LAS VEGAS - The first year of Xavier Cooks’ professional basketball career has come full circle in Las Vegas.
Cooks arrived in Nevada this week to participate in his second consecutive NBA Summer League, albeit with twelve months of professional basketball experience under his belt this time.
The Victorian native spent the past year playing with German side s.Oliver Wurzburg in the FIBA Europe Cup, averaging 11.5 points, 5.2 rebounds and 2.2 assists while shooting 52.9% from the field.
After being overlooked in 2018’s NBA draft, Cooks joined the Golden State Warriors' Summer League roster last July. He impressed with the Warriors, before doing likewise in Europe with Wurzburg, and now punctuates his first year on the professional circuit by joining the Phoenix Suns in Las Vegas this year.
Cooks played 13 minutes in the Suns’ Summer League opener, an overtime victory over the New York Knicks on Sunday night (local time). While the 23-year-old has been here before, that doesn’t diminish the feeling of representing an NBA franchise against some of the brightest young names in basketball.
“To play at the highest level is always a cool experience,” Cooks told The Pick and Roll, following Phoenix’s 105-100 victory over the Knicks.
“Seeing the NBA logo on your shirt is always cool. Playing in games against players like RJ Barrett. It was a really cool experience. I didn’t have the stat line I wanted to have but I played hard. I will be more aggressive next game.”
Cooks readily admits his scoreless performance against New York could have been better, although he remains confident that his versatile talents will allow him to excel at the NBA level. The Suns have been impressed, and offered the young Australian positive feedback.
“They like my versatility, my defensive ability and that I can switch on the ball,” Cooks explained. “I have the ability to guard one through four, even one through five sometimes. I have to stay aggressive. I need to put the ball on the floor a bit more but we will see. They like me.”
Cooks excelled during his four years in Winthrop University, scoring 1,437 career points and ranking sixth on Winthrop’s all-time scoring list. While a collegiate career allowed Cooks to hone his talents, a season in Europe exposed the Australian to a new level of competition. More accurately, it provided a calibre of opponent with the physical stature and mindset not seen at the NCAA level.
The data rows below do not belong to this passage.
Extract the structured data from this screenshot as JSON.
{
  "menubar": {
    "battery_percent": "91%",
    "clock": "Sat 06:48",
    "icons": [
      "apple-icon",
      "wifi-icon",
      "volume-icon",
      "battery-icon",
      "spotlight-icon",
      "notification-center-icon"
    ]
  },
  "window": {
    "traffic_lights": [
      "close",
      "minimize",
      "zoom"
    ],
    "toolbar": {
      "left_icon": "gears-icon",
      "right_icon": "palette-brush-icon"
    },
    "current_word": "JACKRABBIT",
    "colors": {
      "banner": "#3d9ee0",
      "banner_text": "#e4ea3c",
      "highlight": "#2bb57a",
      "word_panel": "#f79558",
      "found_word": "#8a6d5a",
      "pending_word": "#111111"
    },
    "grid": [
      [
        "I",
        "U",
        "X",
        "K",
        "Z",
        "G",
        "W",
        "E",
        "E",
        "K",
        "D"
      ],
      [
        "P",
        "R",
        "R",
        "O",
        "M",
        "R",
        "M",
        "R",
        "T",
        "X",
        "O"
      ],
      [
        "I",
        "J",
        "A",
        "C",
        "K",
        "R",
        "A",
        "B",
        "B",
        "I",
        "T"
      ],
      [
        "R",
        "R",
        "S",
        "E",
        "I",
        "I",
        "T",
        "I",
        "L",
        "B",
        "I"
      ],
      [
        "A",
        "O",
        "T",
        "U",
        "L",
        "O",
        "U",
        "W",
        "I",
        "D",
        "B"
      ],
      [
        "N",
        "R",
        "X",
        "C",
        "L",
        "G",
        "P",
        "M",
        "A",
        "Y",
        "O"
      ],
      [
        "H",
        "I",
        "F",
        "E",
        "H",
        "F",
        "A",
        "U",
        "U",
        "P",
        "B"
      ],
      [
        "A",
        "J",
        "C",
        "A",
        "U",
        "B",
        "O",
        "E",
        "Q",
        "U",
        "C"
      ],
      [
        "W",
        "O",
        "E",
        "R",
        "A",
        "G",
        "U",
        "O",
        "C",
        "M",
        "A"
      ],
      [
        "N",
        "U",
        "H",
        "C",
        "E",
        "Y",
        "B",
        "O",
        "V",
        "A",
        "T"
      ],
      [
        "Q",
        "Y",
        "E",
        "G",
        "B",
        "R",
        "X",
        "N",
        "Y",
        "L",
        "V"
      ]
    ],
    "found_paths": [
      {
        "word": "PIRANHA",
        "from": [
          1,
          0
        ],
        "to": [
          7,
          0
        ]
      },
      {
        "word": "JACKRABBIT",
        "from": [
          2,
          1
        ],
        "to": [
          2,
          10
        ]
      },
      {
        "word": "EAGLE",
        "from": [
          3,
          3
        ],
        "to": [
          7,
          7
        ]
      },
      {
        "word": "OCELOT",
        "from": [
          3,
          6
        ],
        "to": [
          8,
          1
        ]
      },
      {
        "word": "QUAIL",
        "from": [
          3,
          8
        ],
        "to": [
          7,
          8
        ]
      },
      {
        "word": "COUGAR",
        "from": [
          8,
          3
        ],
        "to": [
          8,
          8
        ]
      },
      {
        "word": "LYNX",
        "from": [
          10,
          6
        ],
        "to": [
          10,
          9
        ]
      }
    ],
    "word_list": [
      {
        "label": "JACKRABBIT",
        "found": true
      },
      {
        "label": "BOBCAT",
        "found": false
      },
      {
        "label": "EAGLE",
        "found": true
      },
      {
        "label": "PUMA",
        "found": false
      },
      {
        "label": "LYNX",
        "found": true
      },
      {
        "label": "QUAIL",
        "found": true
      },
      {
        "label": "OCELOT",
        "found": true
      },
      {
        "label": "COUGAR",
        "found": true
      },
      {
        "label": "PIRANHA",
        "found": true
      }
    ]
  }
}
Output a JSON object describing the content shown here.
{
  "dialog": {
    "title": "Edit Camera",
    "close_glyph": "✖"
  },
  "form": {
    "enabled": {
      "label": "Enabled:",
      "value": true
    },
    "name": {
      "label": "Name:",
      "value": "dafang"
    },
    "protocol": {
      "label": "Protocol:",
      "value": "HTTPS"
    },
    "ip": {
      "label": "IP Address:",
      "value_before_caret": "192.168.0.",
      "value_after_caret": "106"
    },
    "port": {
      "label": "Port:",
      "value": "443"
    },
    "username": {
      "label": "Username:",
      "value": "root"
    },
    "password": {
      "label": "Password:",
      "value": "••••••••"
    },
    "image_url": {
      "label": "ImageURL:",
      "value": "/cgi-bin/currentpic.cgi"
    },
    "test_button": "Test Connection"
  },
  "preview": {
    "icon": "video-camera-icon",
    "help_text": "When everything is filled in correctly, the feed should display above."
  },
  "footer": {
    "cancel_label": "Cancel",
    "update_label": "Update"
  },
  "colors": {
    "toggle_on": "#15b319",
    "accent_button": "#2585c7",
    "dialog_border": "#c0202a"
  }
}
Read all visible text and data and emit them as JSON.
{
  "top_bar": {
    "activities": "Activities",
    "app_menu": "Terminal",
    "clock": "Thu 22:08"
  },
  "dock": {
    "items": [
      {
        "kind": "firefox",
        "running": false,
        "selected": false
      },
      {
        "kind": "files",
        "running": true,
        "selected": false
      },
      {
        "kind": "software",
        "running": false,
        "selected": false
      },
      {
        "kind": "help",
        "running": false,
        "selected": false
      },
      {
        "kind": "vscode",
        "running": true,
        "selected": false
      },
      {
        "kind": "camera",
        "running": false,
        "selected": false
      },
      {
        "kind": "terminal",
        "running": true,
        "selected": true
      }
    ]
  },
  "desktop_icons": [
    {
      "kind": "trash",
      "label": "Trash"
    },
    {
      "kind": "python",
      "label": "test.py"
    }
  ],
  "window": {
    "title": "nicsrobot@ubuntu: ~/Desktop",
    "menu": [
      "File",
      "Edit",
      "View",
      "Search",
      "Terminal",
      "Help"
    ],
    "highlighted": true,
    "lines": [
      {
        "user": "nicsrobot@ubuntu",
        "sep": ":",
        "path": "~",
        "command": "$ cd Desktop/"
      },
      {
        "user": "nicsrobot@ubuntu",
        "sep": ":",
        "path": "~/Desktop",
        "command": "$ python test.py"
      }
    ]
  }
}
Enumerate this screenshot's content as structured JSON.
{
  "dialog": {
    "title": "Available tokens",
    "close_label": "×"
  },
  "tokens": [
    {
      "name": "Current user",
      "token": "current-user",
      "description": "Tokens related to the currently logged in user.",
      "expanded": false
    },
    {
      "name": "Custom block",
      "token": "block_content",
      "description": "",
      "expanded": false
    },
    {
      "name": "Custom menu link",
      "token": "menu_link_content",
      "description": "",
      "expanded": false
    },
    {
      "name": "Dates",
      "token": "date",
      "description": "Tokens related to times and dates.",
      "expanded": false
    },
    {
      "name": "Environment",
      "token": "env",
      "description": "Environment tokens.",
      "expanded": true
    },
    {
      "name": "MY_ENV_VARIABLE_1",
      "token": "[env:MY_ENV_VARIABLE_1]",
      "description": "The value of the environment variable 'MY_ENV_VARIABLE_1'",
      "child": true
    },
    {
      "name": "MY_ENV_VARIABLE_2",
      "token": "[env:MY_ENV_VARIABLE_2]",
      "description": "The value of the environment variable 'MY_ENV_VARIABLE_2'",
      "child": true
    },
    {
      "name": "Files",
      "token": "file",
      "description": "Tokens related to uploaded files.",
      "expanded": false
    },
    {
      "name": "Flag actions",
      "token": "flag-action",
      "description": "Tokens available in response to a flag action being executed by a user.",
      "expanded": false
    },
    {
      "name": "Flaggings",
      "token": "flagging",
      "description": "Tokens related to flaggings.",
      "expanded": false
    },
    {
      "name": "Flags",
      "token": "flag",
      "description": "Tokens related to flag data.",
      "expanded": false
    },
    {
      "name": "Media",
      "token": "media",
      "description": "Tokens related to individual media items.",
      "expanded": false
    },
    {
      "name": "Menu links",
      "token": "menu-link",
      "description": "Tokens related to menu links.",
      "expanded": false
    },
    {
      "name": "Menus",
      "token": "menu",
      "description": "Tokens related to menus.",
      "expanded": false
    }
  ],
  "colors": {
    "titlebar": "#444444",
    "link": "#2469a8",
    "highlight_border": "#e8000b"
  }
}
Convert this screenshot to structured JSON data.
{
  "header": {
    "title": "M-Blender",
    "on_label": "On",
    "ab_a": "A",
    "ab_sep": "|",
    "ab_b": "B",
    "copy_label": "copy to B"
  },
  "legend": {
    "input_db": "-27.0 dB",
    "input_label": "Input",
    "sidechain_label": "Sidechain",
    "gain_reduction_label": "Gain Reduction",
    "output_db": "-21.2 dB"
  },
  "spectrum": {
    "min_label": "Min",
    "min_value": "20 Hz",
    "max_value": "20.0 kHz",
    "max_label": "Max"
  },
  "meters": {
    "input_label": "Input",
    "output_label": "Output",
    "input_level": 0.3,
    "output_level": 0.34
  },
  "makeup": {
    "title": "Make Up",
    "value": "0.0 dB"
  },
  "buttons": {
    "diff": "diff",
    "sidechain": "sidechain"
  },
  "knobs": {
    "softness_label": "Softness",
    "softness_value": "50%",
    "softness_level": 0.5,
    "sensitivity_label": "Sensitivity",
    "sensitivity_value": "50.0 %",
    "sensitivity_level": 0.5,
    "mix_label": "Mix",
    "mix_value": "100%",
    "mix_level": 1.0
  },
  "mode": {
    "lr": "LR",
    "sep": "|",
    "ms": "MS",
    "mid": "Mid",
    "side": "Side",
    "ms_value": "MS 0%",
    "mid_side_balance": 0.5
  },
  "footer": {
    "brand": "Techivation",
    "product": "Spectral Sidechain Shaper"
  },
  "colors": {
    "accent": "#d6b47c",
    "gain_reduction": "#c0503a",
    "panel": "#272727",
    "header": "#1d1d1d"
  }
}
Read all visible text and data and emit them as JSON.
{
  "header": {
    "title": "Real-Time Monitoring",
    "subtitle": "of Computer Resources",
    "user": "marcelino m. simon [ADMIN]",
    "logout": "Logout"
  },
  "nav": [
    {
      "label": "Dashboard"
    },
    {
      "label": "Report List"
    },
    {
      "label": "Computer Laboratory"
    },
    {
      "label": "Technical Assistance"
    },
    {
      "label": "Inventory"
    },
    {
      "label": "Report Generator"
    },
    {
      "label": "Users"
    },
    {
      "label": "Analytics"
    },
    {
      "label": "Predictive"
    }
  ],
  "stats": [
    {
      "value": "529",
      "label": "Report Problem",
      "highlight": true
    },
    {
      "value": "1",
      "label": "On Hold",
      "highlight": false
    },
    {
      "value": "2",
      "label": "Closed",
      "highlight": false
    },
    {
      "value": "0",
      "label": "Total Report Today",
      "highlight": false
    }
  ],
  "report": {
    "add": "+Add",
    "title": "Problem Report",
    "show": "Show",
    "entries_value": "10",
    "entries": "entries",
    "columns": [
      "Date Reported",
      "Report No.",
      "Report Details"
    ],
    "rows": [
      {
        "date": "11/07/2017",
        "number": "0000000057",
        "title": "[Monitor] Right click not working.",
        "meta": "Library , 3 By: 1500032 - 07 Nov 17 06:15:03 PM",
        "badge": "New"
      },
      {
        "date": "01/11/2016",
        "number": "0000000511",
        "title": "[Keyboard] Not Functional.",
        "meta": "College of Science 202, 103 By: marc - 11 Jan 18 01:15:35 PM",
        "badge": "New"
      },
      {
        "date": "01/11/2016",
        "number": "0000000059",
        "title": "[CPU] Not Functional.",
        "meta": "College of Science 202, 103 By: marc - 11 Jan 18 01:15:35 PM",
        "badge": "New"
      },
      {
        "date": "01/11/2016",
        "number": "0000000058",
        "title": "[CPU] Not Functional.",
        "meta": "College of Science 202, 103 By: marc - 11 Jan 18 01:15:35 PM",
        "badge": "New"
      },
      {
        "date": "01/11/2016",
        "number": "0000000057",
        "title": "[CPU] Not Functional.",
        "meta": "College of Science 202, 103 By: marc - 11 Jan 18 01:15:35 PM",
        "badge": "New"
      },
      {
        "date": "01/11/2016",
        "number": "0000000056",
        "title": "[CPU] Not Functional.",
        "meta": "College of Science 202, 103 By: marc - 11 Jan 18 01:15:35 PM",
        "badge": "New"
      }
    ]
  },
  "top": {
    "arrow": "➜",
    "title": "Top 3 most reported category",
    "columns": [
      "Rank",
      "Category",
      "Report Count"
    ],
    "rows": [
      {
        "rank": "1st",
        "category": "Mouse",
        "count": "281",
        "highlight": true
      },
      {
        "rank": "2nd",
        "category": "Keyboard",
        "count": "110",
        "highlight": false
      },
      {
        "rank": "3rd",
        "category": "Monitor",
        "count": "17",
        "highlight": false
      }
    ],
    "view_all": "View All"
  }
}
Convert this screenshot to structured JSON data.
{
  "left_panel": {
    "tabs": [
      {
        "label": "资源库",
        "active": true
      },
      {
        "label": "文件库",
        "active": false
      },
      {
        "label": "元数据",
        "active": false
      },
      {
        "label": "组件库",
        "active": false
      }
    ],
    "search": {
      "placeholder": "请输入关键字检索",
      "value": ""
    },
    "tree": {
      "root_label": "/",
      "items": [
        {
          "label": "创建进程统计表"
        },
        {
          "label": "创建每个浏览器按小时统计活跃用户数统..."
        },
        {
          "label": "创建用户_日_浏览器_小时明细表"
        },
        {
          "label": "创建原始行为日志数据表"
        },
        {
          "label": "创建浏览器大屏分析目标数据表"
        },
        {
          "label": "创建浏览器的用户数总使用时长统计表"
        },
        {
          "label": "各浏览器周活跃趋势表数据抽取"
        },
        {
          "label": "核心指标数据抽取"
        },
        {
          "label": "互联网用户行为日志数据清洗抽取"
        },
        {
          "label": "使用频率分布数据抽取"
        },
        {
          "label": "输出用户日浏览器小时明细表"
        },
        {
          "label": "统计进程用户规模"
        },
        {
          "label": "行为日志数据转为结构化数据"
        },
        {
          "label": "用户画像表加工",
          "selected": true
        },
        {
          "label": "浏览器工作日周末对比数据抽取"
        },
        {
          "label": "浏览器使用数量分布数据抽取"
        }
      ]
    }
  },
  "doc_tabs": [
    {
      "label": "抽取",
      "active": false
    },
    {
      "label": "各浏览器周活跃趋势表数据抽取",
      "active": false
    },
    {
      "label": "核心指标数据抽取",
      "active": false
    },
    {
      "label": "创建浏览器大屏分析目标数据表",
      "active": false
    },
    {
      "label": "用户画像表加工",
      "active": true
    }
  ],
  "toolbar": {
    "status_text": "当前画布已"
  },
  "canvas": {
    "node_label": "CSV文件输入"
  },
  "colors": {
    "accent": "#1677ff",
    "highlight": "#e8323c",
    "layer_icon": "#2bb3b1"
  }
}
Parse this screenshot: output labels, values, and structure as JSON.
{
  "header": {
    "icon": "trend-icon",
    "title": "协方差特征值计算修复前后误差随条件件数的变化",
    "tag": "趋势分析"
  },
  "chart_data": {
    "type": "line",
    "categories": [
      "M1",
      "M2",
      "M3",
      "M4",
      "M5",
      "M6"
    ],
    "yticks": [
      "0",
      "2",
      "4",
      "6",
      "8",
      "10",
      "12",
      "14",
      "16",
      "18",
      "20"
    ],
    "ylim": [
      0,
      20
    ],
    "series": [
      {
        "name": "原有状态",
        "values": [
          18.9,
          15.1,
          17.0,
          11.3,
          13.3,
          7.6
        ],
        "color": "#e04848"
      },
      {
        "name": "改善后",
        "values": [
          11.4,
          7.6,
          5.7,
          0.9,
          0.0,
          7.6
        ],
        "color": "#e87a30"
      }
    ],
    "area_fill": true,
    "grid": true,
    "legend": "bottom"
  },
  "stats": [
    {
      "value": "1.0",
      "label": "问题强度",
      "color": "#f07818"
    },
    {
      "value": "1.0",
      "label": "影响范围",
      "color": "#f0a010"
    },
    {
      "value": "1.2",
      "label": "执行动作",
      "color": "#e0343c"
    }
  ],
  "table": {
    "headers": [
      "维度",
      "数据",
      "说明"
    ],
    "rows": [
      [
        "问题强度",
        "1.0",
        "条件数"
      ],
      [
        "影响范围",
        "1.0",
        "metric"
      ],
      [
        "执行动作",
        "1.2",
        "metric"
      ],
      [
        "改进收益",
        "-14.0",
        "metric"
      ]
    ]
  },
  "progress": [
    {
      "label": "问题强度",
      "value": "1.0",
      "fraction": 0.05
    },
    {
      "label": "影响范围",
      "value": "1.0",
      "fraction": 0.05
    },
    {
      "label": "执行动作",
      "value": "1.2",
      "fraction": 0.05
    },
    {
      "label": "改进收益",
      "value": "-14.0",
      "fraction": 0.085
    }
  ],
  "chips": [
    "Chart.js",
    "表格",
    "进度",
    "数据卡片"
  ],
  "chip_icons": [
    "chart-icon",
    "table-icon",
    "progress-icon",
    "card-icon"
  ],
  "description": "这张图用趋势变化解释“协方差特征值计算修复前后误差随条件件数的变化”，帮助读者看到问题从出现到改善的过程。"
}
“Coming from college and no disrespect to college, but college is soft, as they call every little bump,” Cooks explained. “Once you get out here [playing professionally], you are playing with grown men who are pushing and shoving. College did a great job. I am learning to play through physicality. Learning to use my attributes. Once you go pro, everyone can shoot and everyone can dribble.”
These comments from Cooks are not to denigrate the collegiate system, but rather show the ruthless nature of the professional game. After Phoenix’s first Summer League game was cancelled due to an earthquake two nights earlier, Sunday’s showdown against New York finally gave Cooks an opportunity to show the entire NBA community the strides he has taken whilst playing in Germany.
Playing in the cutthroat FIBA Europe Cup, against adults who were older and stronger offered the quickest maturation process on the basketball court. This wasn’t the only challenge of life in Germany.
Living in a non-English speaking country naturally presented an obstacle for Cooks. Embarking on this journey, while simultaneously adjusting to the rigorous demands of life as a professional athlete was challenging, but time in Germany turned out to be a transformative experience.
“I learned that I am pretty independent,” Cooks says. “I knew coming from Australia to America to come to college was going to be a pretty big jump, but I am half-American so I had family over here. Going to Germany and speaking no German means I was thrown in the deep end but I loved it. I absolutely loved it.”
Cooks will remain in Las Vegas with the Suns until their Summer League campaign concludes this weekend. Once finished in Sin City, Cooks plans to return home to Australia for a long overdue reunion with family and friends, before preparations begin for the Boomers' FIBA World Cup campaign.
“I haven't been home in two years, so I am going to go home and see the family,” Cooks said. “I will see my loved ones and all my friends. Stay in shape and then get to Boomers camp and try kick some arse there, and see where that leads.”
Cooks was named to the Boomers' 18-man training camp squad for the World Cup alongside NBA stars such as Ben Simmons, Joe Ingles and Patty Mills. A humbled Cooks is excited to be involved with the Boomers preparations for the World Cup. He is already daring to dream about the feelings that would come from being involved with two high profile showdowns against Team USA in Melbourne.
“To be honest, I am still honoured to be in the squad,” Cooks said. “Our team is unbelievably talented and to be named in the same list as those guys, I was super stoked.
“My nerves get a little bit rattled thinking about Team USA and all those guys, but our Australian team is the next best thing.”